Task data START
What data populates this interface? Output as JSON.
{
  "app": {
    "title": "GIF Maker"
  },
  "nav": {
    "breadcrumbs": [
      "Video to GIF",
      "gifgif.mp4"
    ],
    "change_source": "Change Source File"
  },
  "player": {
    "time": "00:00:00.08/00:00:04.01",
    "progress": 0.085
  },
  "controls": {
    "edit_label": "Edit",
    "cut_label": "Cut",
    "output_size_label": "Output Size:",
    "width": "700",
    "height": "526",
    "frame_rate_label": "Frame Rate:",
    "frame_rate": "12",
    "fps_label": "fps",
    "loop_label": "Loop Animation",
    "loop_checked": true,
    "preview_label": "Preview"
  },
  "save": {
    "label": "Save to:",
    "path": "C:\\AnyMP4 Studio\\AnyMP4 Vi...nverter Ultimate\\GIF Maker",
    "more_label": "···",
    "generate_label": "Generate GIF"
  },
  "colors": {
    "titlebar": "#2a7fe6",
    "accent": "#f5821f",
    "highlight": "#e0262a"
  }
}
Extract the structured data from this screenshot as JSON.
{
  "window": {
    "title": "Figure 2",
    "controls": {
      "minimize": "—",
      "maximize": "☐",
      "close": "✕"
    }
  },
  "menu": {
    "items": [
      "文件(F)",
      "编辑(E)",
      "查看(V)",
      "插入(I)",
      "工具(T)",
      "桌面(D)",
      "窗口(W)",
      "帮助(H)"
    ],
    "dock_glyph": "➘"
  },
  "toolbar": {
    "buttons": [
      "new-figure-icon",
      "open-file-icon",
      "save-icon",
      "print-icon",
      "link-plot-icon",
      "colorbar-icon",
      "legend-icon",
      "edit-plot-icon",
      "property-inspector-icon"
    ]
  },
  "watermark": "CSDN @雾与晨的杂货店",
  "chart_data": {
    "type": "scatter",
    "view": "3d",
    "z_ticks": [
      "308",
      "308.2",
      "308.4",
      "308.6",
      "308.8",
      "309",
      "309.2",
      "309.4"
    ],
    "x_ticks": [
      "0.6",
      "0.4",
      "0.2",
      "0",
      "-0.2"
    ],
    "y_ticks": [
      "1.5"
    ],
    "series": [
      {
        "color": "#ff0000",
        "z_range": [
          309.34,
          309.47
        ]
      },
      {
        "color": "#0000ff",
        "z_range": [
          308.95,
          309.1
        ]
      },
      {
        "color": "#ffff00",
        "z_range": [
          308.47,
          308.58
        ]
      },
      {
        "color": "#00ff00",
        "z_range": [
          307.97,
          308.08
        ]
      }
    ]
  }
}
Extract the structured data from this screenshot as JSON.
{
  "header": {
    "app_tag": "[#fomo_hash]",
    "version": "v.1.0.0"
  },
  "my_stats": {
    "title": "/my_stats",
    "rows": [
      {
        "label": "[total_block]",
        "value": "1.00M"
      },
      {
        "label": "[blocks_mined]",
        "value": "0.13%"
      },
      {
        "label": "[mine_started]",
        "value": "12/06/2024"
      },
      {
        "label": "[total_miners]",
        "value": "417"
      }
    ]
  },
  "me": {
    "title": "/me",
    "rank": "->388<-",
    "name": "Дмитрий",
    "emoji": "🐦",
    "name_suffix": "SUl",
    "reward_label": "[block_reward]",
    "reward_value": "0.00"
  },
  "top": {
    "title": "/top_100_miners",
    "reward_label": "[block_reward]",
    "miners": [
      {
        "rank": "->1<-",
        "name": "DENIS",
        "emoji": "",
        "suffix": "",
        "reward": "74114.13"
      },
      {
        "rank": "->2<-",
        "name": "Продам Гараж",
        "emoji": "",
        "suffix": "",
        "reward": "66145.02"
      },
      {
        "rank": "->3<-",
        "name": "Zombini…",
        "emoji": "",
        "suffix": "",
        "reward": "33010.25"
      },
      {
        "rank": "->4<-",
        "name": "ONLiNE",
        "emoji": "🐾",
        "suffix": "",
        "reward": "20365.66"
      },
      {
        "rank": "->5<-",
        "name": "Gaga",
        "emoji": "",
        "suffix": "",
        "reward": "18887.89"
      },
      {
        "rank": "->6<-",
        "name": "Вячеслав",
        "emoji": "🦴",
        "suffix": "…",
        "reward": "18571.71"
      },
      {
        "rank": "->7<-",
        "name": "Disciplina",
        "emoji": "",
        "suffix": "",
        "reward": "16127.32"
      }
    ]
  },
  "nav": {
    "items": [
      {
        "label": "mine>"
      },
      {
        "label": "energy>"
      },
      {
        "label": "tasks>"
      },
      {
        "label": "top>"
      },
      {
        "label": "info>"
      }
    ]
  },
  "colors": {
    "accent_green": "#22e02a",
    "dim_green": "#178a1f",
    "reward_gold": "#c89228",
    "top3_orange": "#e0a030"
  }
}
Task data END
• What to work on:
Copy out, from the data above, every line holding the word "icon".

• Reply:
      "new-figure-icon",
      "open-file-icon",
      "save-icon",
      "print-icon",
      "link-plot-icon",
      "colorbar-icon",
      "legend-icon",
      "edit-plot-icon",
      "property-inspector-icon"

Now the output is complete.